Students experiencing homelessness may not possess documents typically required to establish proof of residency or age. Schools cannot delay enrollment of homeless children, even if they are unable to produce these records.[1] Additionally, federal law prohibits denial of a benefit for refusal to supply a social security number,[2] and a school collecting social security numbers must inform individuals that the disclosure is voluntary, and must explain both the statutory or other basis for seeking the numbers, and how the school intends to use the numbers.[3]

What You Need to Know

  • The Family Educational Rights and Privacy Act (“FERPA”) embodies the principle that schools should act with sensitivity in collecting and retaining information regarding children, and take precautions to ensure that school records are not disclosed or used in a way that could harm students.[4]
  • School administrators should limit the information collected from students, provide a variety of means for establishing necessary information for enrollment (including alternatives for students who lack traditional proof of residence), and review policies and practices regarding the management and use of student data.

[1] McKinney-Vento Homeless Assistance Act, 42 U.S.C. § 11432(g)(3)(C)(1). The National Center for Homeless Education provides Best Practices Guides, including a guide to enrolling students without records. See National Center for Homeless Education, Prompt and Proper Placement, Enrolling Students without Records (2006),

[2] Pub. L. No. 93-579,§ 7(a)(2)(except as required by a federal statute).

[3] See 5 U.S.C. § 552a.

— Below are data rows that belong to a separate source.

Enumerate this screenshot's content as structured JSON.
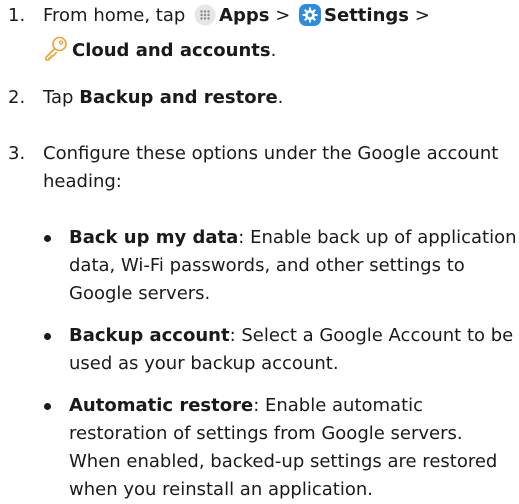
{
  "steps": [
    {
      "number": "1.",
      "prefix": "From home, tap",
      "apps_label": "Apps",
      "sep1": ">",
      "settings_label": "Settings",
      "sep2": ">",
      "cloud_label": "Cloud and accounts",
      "end": "."
    },
    {
      "number": "2.",
      "prefix": "Tap",
      "bold": "Backup and restore",
      "end": "."
    },
    {
      "number": "3.",
      "line1": "Configure these options under the Google account",
      "line2": "heading:"
    }
  ],
  "bullets": [
    {
      "title": "Back up my data",
      "lines": [
        ": Enable back up of application",
        "data, Wi-Fi passwords, and other settings to",
        "Google servers."
      ]
    },
    {
      "title": "Backup account",
      "lines": [
        ": Select a Google Account to be",
        "used as your backup account."
      ]
    },
    {
      "title": "Automatic restore",
      "lines": [
        ": Enable automatic",
        "restoration of settings from Google servers.",
        "When enabled, backed-up settings are restored",
        "when you reinstall an application."
      ]
    }
  ],
  "icons": {
    "apps": "apps-grid-icon",
    "settings": "settings-gear-icon",
    "cloud": "key-icon"
  },
  "colors": {
    "text": "#1a1a1a",
    "settings_blue": "#2d8be0",
    "key_orange": "#f0a030",
    "apps_gray": "#dcdcdc"
  }
}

[4] 20 U.S.C. § 1232g; 34 CFR Part 99. The U.S. Department of Education Privacy Technical Assistance Center provides a Data Security Checklist that schools can consult. Privacy Technical Assistance Center, Data Security Checklist (rev. 2015),